Amir is now a professor at Pomona College in Claremont, California, where he researches what happens in our neural networks when we are trying to be funny.

His interest in this was triggered after realising there were around 20 studies examining brain activity when we are enjoying comedy, he says, but nothing about the creative process involved in being funny. Amir’s research also investigates attempts to use artificial intelligence to generate humour.

“I’m afraid that if I make any jokes about artificial intelligence, I will get in trouble in the future. Artificial intelligence would cancel me. So I’m refraining from making any such jokes,” he tells his audience.

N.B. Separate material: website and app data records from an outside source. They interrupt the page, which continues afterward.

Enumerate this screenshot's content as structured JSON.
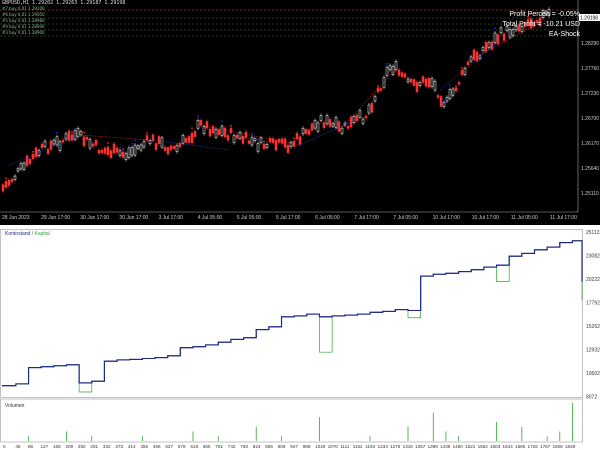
{
  "price_chart": {
    "ohlc_line": "GBPUSD,H1  1.29202 1.29263 1.29187 1.29198",
    "level_labels": [
      "#7 buy 0.01 1.29100",
      "#6 buy 0.01 1.29050",
      "#5 buy 0.01 1.28980",
      "#4 buy 0.01 1.28940",
      "#3 buy 0.01 1.28900"
    ],
    "info": {
      "profit_percent": "Profit Percen = -0.05%",
      "total_profit": "Total Profit = -10.21 USD",
      "ea_name": "EA-Shock"
    },
    "current_price": "1.29198",
    "price_ticks": [
      "1.28820",
      "1.28290",
      "1.27760",
      "1.27230",
      "1.26700",
      "1.26170",
      "1.25640",
      "1.25110"
    ],
    "time_ticks": [
      "28 Jun 2023",
      "29 Jun 17:00",
      "30 Jun 17:00",
      "30 Jun 17:00",
      "3 Jul 17:00",
      "4 Jul 05:00",
      "5 Jul 05:00",
      "5 Jul 17:00",
      "6 Jul 05:00",
      "7 Jul 17:00",
      "7 Jul 05:00",
      "10 Jul 17:00",
      "10 Jul 17:00",
      "11 Jul 05:00",
      "11 Jul 17:00"
    ],
    "colors": {
      "bull": "#ffffff",
      "bear": "#ff3030",
      "trade_up": "#2020ff",
      "trade_down": "#ff2020",
      "levels": "#4a7a4a"
    }
  },
  "balance_chart": {
    "legend": {
      "balance": "Kontostand",
      "separator": " / ",
      "equity": "Kapital"
    },
    "volume_label": "Volumen",
    "y_ticks": [
      "25113",
      "23082",
      "20222",
      "17792",
      "15262",
      "12932",
      "10502",
      "8072"
    ],
    "x_ticks": [
      "0",
      "45",
      "86",
      "127",
      "168",
      "209",
      "250",
      "291",
      "332",
      "373",
      "414",
      "455",
      "496",
      "537",
      "578",
      "619",
      "660",
      "701",
      "742",
      "783",
      "824",
      "865",
      "906",
      "947",
      "988",
      "1029",
      "1070",
      "1111",
      "1152",
      "1193",
      "1234",
      "1275",
      "1316",
      "1357",
      "1398",
      "1439",
      "1480",
      "1521",
      "1562",
      "1603",
      "1644",
      "1685",
      "1726",
      "1767",
      "1808",
      "1849"
    ],
    "colors": {
      "balance": "#1e2a8a",
      "equity": "#2ea82e"
    }
  },
  "chart_data": {
    "type": "line",
    "title": "",
    "xlabel": "",
    "ylabel": "",
    "x": [
      0,
      45,
      86,
      127,
      168,
      209,
      250,
      291,
      332,
      373,
      414,
      455,
      496,
      537,
      578,
      619,
      660,
      701,
      742,
      783,
      824,
      865,
      906,
      947,
      988,
      1029,
      1070,
      1111,
      1152,
      1193,
      1234,
      1275,
      1316,
      1357,
      1398,
      1439,
      1480,
      1521,
      1562,
      1603,
      1644,
      1685,
      1726,
      1767,
      1808,
      1849,
      1880
    ],
    "series": [
      {
        "name": "Kontostand",
        "values": [
          9100,
          9300,
          11100,
          11200,
          11300,
          11400,
          9400,
          9600,
          11800,
          11950,
          12000,
          12100,
          12200,
          12400,
          13300,
          13400,
          13600,
          13900,
          14200,
          14400,
          15300,
          15600,
          16700,
          16800,
          17000,
          16700,
          16800,
          16900,
          17000,
          17200,
          17300,
          17500,
          17400,
          21200,
          21400,
          21500,
          21700,
          21900,
          22200,
          22400,
          23400,
          23700,
          24100,
          24400,
          24900,
          25100,
          20600
        ]
      },
      {
        "name": "Kapital",
        "values": [
          9100,
          9300,
          11100,
          11200,
          11300,
          11400,
          8400,
          9600,
          11800,
          11950,
          12000,
          12100,
          12200,
          12400,
          13300,
          13400,
          13600,
          13900,
          14200,
          14400,
          15300,
          15600,
          16700,
          16800,
          17000,
          12800,
          16800,
          16900,
          17000,
          17200,
          17300,
          17500,
          16600,
          21200,
          21400,
          21500,
          21700,
          21900,
          22200,
          20600,
          23400,
          23700,
          24100,
          24400,
          24900,
          25100,
          18500
        ]
      }
    ],
    "ylim": [
      8072,
      25513
    ],
    "volume": [
      0,
      0,
      1,
      0,
      0,
      2,
      0,
      1,
      0,
      0,
      0,
      1,
      0,
      0,
      0,
      2,
      0,
      1,
      0,
      0,
      3,
      0,
      1,
      0,
      0,
      5,
      0,
      0,
      0,
      1,
      0,
      0,
      3,
      0,
      6,
      2,
      1,
      0,
      0,
      4,
      0,
      3,
      0,
      1,
      2,
      8,
      0
    ]
  }
}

Amir’s stand-up act also includes anecdotes about life as a PhD student. “It’s going to take seven years, the first five-and-a-half-years to work very hard on developing a silly accent,” he adds.

“Then you do some original research and it all culminates in a dissertation defence in which you present your work in front of five important neuroscientists. And if you fail, they eat your brains.”

This is the third episode of Tales from the Synapse, a 12-part podcast series with a focus on brain science, produced in partnership with Nature Neuroscience and introduced by Jean Mary Zarate, a senior editor at the journal.

The series features brain scientists from all over the world who talk about their career journeys, collaborations and the societal impact of their research.